EXERCISE
What is the number of lines in the following data that contain "icon"? Answer with the number alone.

DATASET EXTRACT
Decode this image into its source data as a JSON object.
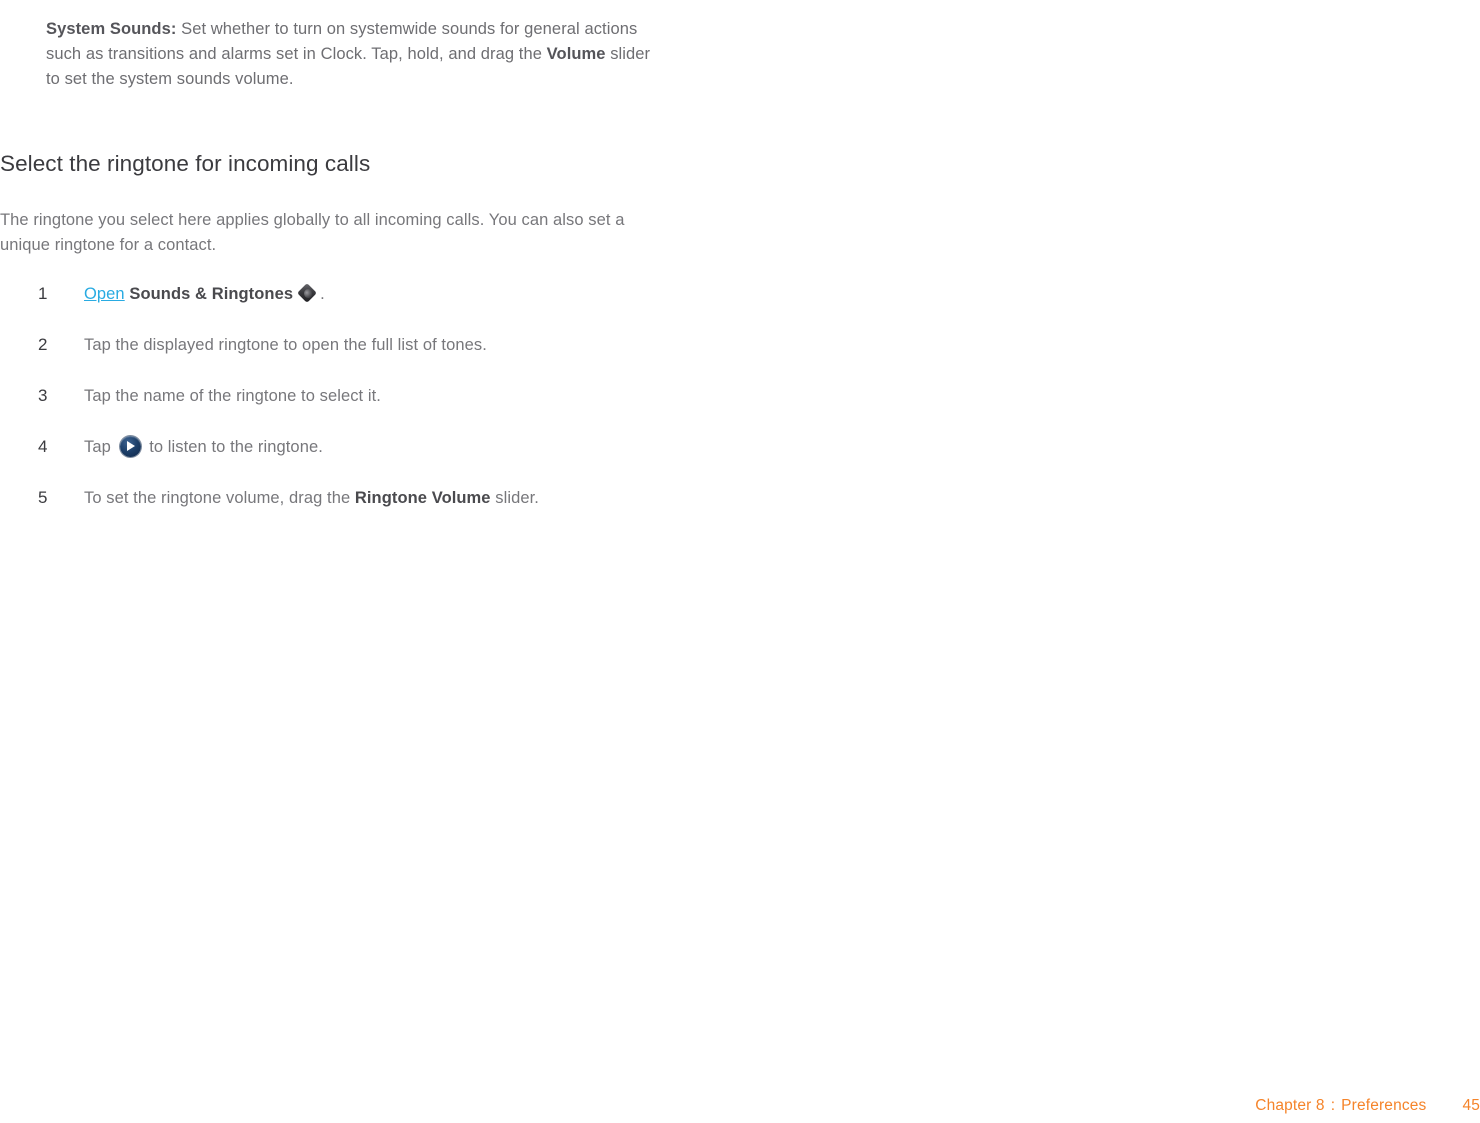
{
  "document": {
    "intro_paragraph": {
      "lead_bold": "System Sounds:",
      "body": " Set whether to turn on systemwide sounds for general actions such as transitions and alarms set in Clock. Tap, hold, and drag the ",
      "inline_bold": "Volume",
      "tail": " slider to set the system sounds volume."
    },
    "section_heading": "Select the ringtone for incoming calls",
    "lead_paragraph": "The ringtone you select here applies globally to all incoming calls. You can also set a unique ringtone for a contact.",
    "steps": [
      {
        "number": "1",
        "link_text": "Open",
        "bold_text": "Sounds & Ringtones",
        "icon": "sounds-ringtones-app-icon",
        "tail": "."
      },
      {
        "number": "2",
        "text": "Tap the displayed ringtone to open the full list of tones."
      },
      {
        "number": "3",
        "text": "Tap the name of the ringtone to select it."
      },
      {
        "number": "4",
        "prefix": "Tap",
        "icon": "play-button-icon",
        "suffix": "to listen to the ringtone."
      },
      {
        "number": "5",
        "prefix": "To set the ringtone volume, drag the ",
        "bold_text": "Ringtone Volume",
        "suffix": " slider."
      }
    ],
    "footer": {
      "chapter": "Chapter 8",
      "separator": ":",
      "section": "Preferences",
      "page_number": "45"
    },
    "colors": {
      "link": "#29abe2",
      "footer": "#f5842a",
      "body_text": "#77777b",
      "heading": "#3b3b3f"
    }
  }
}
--
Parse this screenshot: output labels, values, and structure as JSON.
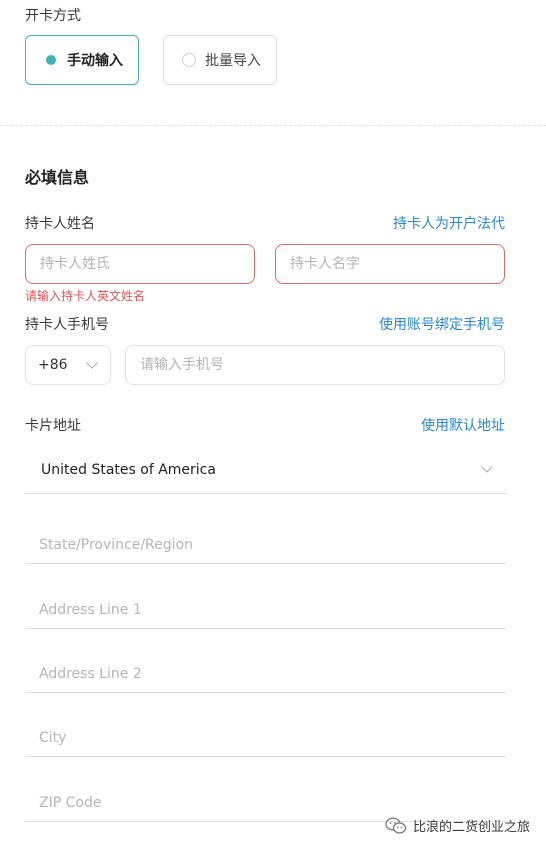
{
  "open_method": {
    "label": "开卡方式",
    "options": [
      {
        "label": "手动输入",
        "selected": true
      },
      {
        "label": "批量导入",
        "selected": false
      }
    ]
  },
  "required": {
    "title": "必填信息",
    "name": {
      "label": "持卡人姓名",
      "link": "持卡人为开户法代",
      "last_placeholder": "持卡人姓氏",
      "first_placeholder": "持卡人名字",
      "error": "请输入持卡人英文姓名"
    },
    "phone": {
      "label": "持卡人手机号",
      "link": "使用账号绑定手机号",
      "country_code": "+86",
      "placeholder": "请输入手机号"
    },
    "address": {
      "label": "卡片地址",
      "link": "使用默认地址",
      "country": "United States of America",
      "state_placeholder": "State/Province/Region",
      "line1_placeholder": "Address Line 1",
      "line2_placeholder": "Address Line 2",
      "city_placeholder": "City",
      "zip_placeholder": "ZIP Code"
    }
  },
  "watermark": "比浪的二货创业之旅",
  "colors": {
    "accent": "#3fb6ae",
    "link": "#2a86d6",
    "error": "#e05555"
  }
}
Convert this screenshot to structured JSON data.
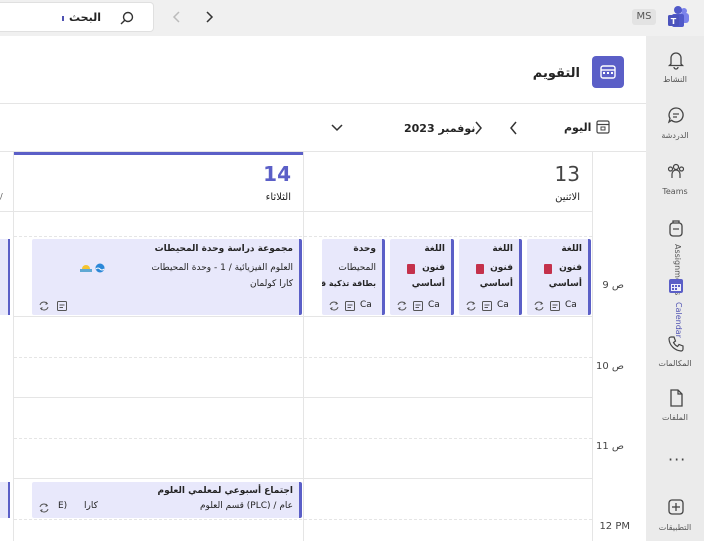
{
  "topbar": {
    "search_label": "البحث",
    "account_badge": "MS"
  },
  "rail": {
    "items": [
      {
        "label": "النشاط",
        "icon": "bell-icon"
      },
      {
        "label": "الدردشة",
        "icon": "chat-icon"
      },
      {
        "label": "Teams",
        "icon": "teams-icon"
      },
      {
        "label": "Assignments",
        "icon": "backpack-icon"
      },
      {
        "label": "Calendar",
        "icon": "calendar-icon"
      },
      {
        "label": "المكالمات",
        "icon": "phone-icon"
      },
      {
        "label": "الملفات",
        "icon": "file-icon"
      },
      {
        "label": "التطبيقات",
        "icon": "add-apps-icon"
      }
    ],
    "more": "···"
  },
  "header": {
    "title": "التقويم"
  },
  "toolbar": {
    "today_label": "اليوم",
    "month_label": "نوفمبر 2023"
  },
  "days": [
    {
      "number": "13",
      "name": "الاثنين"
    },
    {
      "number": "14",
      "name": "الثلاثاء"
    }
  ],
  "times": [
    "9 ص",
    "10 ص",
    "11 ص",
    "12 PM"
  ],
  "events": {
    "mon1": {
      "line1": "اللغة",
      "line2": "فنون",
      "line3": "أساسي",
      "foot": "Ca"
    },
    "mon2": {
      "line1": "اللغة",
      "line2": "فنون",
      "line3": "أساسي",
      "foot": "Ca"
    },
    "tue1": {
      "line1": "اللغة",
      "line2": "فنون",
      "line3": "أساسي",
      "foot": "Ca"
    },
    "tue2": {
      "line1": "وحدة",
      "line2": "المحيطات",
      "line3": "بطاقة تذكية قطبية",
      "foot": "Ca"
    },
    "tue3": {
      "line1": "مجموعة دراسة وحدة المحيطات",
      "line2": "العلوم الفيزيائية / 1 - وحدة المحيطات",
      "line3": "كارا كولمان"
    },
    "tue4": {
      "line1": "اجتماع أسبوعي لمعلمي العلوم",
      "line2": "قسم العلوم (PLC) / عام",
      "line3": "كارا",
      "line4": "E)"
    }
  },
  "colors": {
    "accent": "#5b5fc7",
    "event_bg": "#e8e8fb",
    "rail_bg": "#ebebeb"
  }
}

SOLVED PROBLEM
10